=== Task to carry out ===
All entries that follow are to be written out verbatim.

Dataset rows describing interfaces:

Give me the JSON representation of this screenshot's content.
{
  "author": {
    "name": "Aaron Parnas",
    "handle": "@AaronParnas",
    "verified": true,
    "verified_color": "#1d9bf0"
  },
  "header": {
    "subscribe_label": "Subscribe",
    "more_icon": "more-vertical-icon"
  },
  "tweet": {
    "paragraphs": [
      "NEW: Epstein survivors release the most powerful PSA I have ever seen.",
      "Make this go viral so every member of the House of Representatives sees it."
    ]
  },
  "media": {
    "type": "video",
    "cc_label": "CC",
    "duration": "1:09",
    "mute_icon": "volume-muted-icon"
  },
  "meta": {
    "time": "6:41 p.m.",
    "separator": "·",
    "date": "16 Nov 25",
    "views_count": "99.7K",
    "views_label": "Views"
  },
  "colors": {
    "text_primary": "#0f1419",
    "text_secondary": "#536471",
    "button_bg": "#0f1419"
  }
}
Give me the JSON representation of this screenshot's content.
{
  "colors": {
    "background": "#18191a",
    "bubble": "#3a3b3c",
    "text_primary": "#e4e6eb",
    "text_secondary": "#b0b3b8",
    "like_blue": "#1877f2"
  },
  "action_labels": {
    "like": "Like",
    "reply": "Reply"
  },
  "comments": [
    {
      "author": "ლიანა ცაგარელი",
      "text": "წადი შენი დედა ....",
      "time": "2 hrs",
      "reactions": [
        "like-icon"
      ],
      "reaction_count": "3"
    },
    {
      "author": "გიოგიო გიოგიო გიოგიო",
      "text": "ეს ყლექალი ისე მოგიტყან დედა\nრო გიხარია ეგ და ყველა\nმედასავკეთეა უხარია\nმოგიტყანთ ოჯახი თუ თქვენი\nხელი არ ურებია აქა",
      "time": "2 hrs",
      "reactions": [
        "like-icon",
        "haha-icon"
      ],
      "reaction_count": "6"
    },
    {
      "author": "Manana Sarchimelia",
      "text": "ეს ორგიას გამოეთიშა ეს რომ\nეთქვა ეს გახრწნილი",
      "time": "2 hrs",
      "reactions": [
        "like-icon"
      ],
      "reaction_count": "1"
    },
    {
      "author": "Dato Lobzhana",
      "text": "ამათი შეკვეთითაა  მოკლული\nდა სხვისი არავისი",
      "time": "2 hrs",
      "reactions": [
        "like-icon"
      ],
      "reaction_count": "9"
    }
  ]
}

=== Solution ===
Give me the JSON representation of this screenshot's content.
{
  "author": {
    "name": "Aaron Parnas",
    "handle": "@AaronParnas",
    "verified": true,
    "verified_color": "#1d9bf0"
  },
  "header": {
    "subscribe_label": "Subscribe",
    "more_icon": "more-vertical-icon"
  },
  "tweet": {
    "paragraphs": [
      "NEW: Epstein survivors release the most powerful PSA I have ever seen.",
      "Make this go viral so every member of the House of Representatives sees it."
    ]
  },
  "media": {
    "type": "video",
    "cc_label": "CC",
    "duration": "1:09",
    "mute_icon": "volume-muted-icon"
  },
  "meta": {
    "time": "6:41 p.m.",
    "separator": "·",
    "date": "16 Nov 25",
    "views_count": "99.7K",
    "views_label": "Views"
  },
  "colors": {
    "text_primary": "#0f1419",
    "text_secondary": "#536471",
    "button_bg": "#0f1419"
  }
}
Give me the JSON representation of this screenshot's content.
{
  "colors": {
    "background": "#18191a",
    "bubble": "#3a3b3c",
    "text_primary": "#e4e6eb",
    "text_secondary": "#b0b3b8",
    "like_blue": "#1877f2"
  },
  "action_labels": {
    "like": "Like",
    "reply": "Reply"
  },
  "comments": [
    {
      "author": "ლიანა ცაგარელი",
      "text": "წადი შენი დედა ....",
      "time": "2 hrs",
      "reactions": [
        "like-icon"
      ],
      "reaction_count": "3"
    },
    {
      "author": "გიოგიო გიოგიო გიოგიო",
      "text": "ეს ყლექალი ისე მოგიტყან დედა\nრო გიხარია ეგ და ყველა\nმედასავკეთეა უხარია\nმოგიტყანთ ოჯახი თუ თქვენი\nხელი არ ურებია აქა",
      "time": "2 hrs",
      "reactions": [
        "like-icon",
        "haha-icon"
      ],
      "reaction_count": "6"
    },
    {
      "author": "Manana Sarchimelia",
      "text": "ეს ორგიას გამოეთიშა ეს რომ\nეთქვა ეს გახრწნილი",
      "time": "2 hrs",
      "reactions": [
        "like-icon"
      ],
      "reaction_count": "1"
    },
    {
      "author": "Dato Lobzhana",
      "text": "ამათი შეკვეთითაა  მოკლული\nდა სხვისი არავისი",
      "time": "2 hrs",
      "reactions": [
        "like-icon"
      ],
      "reaction_count": "9"
    }
  ]
}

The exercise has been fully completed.